Suicide Squad, the DC answer to Marvel's own Guardians of the Galaxy, is based on the popular comic book series released in 2011, with some of the characters' backstories combined from previous efforts (past films, TV shows, etc.). In the aftermath of Superman's "death" (did anyone really think he was actually going to die or stay dead?), government official Amanda Waller (Viola Davis) takes it upon herself (with government approval) to enlist a task force of who she deems as "metahumans" to combat future threats to their world. This includes the Joker's psychotic sweetheart (and fan favorite) Harley Quinn, hitman Deadshot, Killer Croc, El Diablo, and Captain Boomerang. Another one that Amanda tries to recruit, the Enchantress (Paper Towns's Cara Delvingne), goes out of control and begins to terrorize the city, leaving our band of rogues to find out what the hell's going on and stop this madness so they can bring a little of their own.
Director: David Ayer
Cast: Will Smith, Margot Robbie, Jared Leto, Viola Davis, Jai Courtney, Cara Delevingne
Release Date: August 5, 2016
Studio: Warner Bros., RatPac Entertainment, DC Comics

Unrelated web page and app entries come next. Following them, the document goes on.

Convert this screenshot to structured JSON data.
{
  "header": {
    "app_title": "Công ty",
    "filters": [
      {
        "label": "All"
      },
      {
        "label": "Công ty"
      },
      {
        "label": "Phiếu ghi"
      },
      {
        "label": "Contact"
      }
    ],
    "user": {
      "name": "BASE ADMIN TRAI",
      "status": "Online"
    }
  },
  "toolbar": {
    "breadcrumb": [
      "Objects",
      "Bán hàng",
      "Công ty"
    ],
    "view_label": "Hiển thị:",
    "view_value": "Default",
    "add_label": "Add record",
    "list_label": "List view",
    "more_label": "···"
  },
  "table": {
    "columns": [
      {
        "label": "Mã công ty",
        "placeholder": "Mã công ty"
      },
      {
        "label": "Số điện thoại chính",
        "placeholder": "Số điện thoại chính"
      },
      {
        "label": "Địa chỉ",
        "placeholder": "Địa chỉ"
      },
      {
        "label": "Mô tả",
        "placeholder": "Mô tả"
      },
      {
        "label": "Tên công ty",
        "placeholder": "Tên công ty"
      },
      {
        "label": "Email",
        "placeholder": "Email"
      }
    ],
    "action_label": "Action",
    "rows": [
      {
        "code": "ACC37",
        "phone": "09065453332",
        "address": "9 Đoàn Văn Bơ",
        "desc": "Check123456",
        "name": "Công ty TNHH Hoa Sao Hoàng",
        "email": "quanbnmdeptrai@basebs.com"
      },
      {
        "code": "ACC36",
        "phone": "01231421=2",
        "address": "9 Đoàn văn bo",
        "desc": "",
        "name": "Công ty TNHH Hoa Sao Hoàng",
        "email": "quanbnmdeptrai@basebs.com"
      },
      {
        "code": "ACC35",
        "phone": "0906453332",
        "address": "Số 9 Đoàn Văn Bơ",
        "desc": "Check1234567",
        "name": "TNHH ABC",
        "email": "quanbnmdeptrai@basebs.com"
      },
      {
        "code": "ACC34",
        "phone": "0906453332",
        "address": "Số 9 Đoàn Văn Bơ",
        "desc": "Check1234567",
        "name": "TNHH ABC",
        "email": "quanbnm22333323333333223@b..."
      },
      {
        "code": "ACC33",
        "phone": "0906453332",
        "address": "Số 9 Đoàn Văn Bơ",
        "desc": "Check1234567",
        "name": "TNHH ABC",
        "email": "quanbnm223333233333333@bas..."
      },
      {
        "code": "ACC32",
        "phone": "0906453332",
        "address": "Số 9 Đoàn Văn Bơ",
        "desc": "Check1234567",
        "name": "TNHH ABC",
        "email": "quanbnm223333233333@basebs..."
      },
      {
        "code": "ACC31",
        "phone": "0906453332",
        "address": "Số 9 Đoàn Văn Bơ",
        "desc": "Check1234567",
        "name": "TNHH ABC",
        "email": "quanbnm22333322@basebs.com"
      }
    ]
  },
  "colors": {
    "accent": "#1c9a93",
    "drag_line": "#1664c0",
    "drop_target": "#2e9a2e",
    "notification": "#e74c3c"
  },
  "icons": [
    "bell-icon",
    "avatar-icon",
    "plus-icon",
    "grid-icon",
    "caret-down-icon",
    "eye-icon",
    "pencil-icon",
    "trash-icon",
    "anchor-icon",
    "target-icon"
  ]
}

Finally, finally, finally, after a full year's delay of a worldwide release, The Little Prince makes its way to the United States. Director Mark Osborne's follow-up to the highly acclaimed Kung Fu Panda takes a spin on the popular children's book of the same name by Antoine de Saint-Exupéry, about a mysterious boy, his fox, and an aviator stuck in the desert. The movie adds another element of plot to stretch it to a proper length, a story which involves the relationship between a workaholic mother and her young daughter. The young daughter, known as The Little Girl, meets an older version of the aviator and, in turn, she experiences the story of The Little Prince as the audience does, learning valuable life lessons along the way.
The Little Prince made its debut last year at the Cannes Film Festival in France, and Paramount Pictures had picked up the rights for distribution in the United States shortly after. Initially intended for a theatrical release in March, Paramount dropped the film from its slate one week before its scheduled date for reasons that have yet to be explained. Fortunately, Netflix picked up the US distribution rights, with the film becoming available to stream starting August 5th.
The Little Prince is a gorgeously animated feature and remarkably inventive in adapting its source material. The world of the little prince is youthful, bright, colorful, and unique, in stark contrast to the bland and grey business of the real world The Little Girl inhabits. The childlike innocence and wonder of these worlds is perfectly captured stylistically in both the prince's journey and The Little Girl's adventures.
Director: Mark Osborne
Cast: Mackenzie Foy, Rachel McAdams, Jeff Bridges, Riley Osborne, Paul Rudd, James Franco, Albert Brooks
Studio: Netflix, Paramount Pictures France, Kaibou Productions, On Animation Studios, Onyx Films
Release Date: July 29, 2015 (France); August 5, 2016 (Netflix)